That might not matter a lot, but during debugging or tweaking of reusable function definitions, I wanted to re-run parts (Steps) of the script again. I didn’t want to re-run other Steps, some of which are more computationally costly or generate unnecessary output. I have always found myself commenting out parts of scripts while I work on other parts. Instead of doing that, I can recognize that some of the Steps are really Terminal Steps in their own right, and ‘parallel’ to each other as elements of the same StudyContext. It’s easier to break the file into many.
One reason I hadn’t split up files in the past is the
proliferation of boilerplate code that must be run to set up any
Step. Copying this into each file is not a good solution. Code should
be re-used not duplicated. Thus, the next step was to use an object
cache and a common library convention in order to move reusable
objects and functions to a module from which I can
import *. A
drawback is that I lose the record of the order in which I created
those Steps in the past, but the revision history (and branch tags,
for instance) at least retains their provenance.
Summary so far
We are nearly half-way done, but we haven’t even tackled the mathematical problem yet. Summarizing so far, you’ve seen a mock up of some project metadata attached to code blocks that uses an open ontology for tracking the major elements of a task. Tasks are executed by Steps, and organized into common StudyContexts, which are scripts or folders of scripts, like a python package’s organization. We used Git behind the scenes to commit intuitively meaningful units of work and to help create the “origin story” of the Steps taken.

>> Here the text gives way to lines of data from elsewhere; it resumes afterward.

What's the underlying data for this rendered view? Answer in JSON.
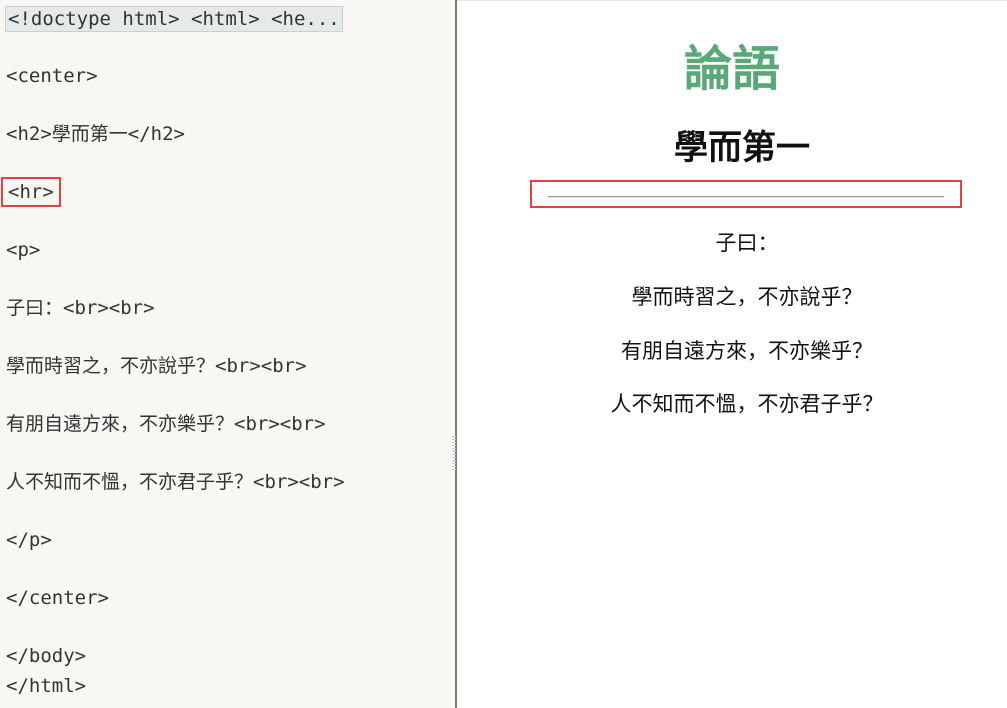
{
  "editor": {
    "lines": [
      "<!doctype html> <html> <he...",
      "<center>",
      "<h2>學而第一</h2>",
      "<hr>",
      "<p>",
      "子曰：<br><br>",
      "學而時習之，不亦說乎？<br><br>",
      "有朋自遠方來，不亦樂乎？<br><br>",
      "人不知而不慍，不亦君子乎？<br><br>",
      "</p>",
      "</center>",
      "</body>",
      "</html>"
    ]
  },
  "preview": {
    "title": "論語",
    "title_color": "#5aa878",
    "heading": "學而第一",
    "lines": [
      "子曰：",
      "學而時習之，不亦說乎？",
      "有朋自遠方來，不亦樂乎？",
      "人不知而不慍，不亦君子乎？"
    ]
  },
  "highlight_color": "#e0423f"
}
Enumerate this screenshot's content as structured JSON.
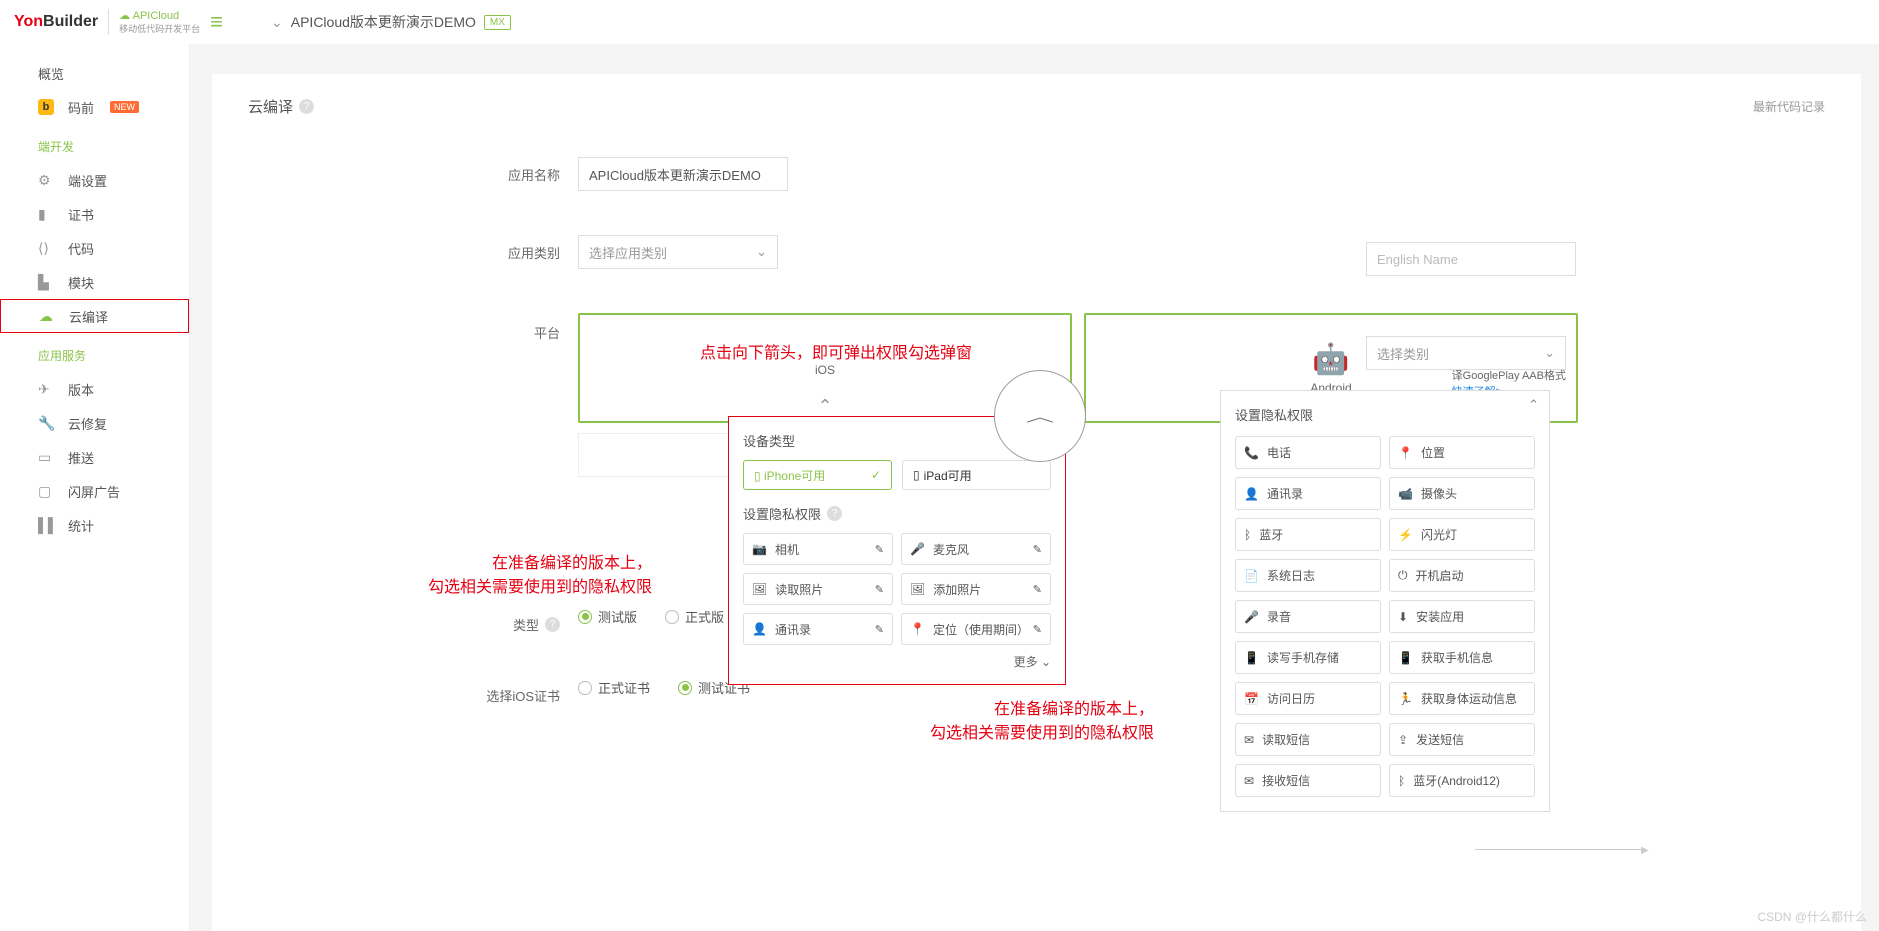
{
  "header": {
    "logo1": "Yon",
    "logo2": "Builder",
    "apicloud": "☁ APICloud",
    "apicloud_sub": "移动低代码开发平台",
    "breadcrumb_title": "APICloud版本更新演示DEMO",
    "mx": "MX"
  },
  "sidebar": {
    "overview": "概览",
    "maqian": "码前",
    "new": "NEW",
    "sect_dev": "端开发",
    "items_dev": [
      "端设置",
      "证书",
      "代码",
      "模块",
      "云编译"
    ],
    "sect_svc": "应用服务",
    "items_svc": [
      "版本",
      "云修复",
      "推送",
      "闪屏广告",
      "统计"
    ]
  },
  "section": {
    "title": "云编译",
    "latest": "最新代码记录"
  },
  "form": {
    "app_name_label": "应用名称",
    "app_name_value": "APICloud版本更新演示DEMO",
    "english_placeholder": "English Name",
    "app_cat_label": "应用类别",
    "app_cat_placeholder": "选择应用类别",
    "cat2_placeholder": "选择类别",
    "platform_label": "平台",
    "type_label": "类型",
    "cert_label": "选择iOS证书",
    "type_test": "测试版",
    "type_prod": "正式版",
    "cert_prod": "正式证书",
    "cert_test": "测试证书"
  },
  "platforms": {
    "ios": "iOS",
    "android": "Android",
    "android_note": "译GooglePlay AAB格式",
    "android_link": "快速了解>"
  },
  "popup_ios": {
    "device_label": "设备类型",
    "iphone": "iPhone可用",
    "ipad": "iPad可用",
    "perm_label": "设置隐私权限",
    "perms": [
      {
        "icon": "📷",
        "label": "相机"
      },
      {
        "icon": "🎤",
        "label": "麦克风"
      },
      {
        "icon": "🖼",
        "label": "读取照片"
      },
      {
        "icon": "🖼",
        "label": "添加照片"
      },
      {
        "icon": "👤",
        "label": "通讯录"
      },
      {
        "icon": "📍",
        "label": "定位（使用期间）"
      }
    ],
    "more": "更多"
  },
  "android_panel": {
    "title": "设置隐私权限",
    "perms_left": [
      {
        "icon": "📞",
        "label": "电话"
      },
      {
        "icon": "👤",
        "label": "通讯录"
      },
      {
        "icon": "ᛒ",
        "label": "蓝牙"
      },
      {
        "icon": "📄",
        "label": "系统日志"
      },
      {
        "icon": "🎤",
        "label": "录音"
      },
      {
        "icon": "📱",
        "label": "读写手机存储"
      },
      {
        "icon": "📅",
        "label": "访问日历"
      },
      {
        "icon": "✉",
        "label": "读取短信"
      },
      {
        "icon": "✉",
        "label": "接收短信"
      }
    ],
    "perms_right": [
      {
        "icon": "📍",
        "label": "位置"
      },
      {
        "icon": "📹",
        "label": "摄像头"
      },
      {
        "icon": "⚡",
        "label": "闪光灯"
      },
      {
        "icon": "⏻",
        "label": "开机启动"
      },
      {
        "icon": "⬇",
        "label": "安装应用"
      },
      {
        "icon": "📱",
        "label": "获取手机信息"
      },
      {
        "icon": "🏃",
        "label": "获取身体运动信息"
      },
      {
        "icon": "⇪",
        "label": "发送短信"
      },
      {
        "icon": "ᛒ",
        "label": "蓝牙(Android12)"
      }
    ]
  },
  "annotations": {
    "a1": "点击向下箭头，即可弹出权限勾选弹窗",
    "a2a": "在准备编译的版本上，",
    "a2b": "勾选相关需要使用到的隐私权限",
    "a3a": "在准备编译的版本上，",
    "a3b": "勾选相关需要使用到的隐私权限"
  },
  "watermark": "CSDN @什么都什么"
}
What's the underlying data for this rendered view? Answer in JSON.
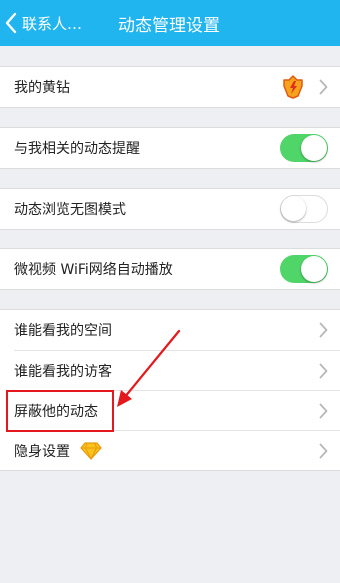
{
  "nav": {
    "back_label": "联系人…",
    "title": "动态管理设置",
    "background": "#21b5f0"
  },
  "groups": [
    {
      "items": [
        {
          "label": "我的黄钻",
          "icon": "yellow-diamond-vip-icon",
          "accessory": "chevron"
        }
      ]
    },
    {
      "items": [
        {
          "label": "与我相关的动态提醒",
          "toggle": true
        }
      ]
    },
    {
      "items": [
        {
          "label": "动态浏览无图模式",
          "toggle": false
        }
      ]
    },
    {
      "items": [
        {
          "label": "微视频 WiFi网络自动播放",
          "toggle": true
        }
      ]
    },
    {
      "items": [
        {
          "label": "谁能看我的空间",
          "accessory": "chevron"
        },
        {
          "label": "谁能看我的访客",
          "accessory": "chevron"
        },
        {
          "label": "屏蔽他的动态",
          "accessory": "chevron",
          "highlighted": true
        },
        {
          "label": "隐身设置",
          "icon": "diamond-icon",
          "accessory": "chevron"
        }
      ]
    }
  ],
  "colors": {
    "toggle_on": "#4fd568",
    "annotation": "#e3191d",
    "page_background": "#eeeff3"
  }
}
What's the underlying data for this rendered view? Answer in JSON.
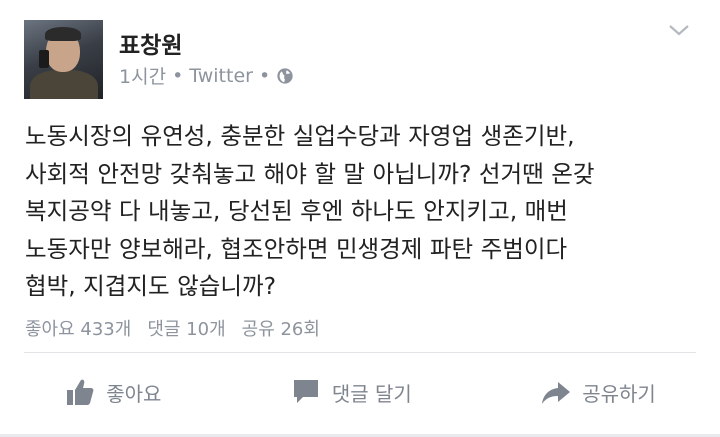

We have mentioned a hypothetical project management software package that would take care of the administration of some of these tasks and enforcement of the logical operations that modify and track the project elements through the project’s lifetime.
Come back soon!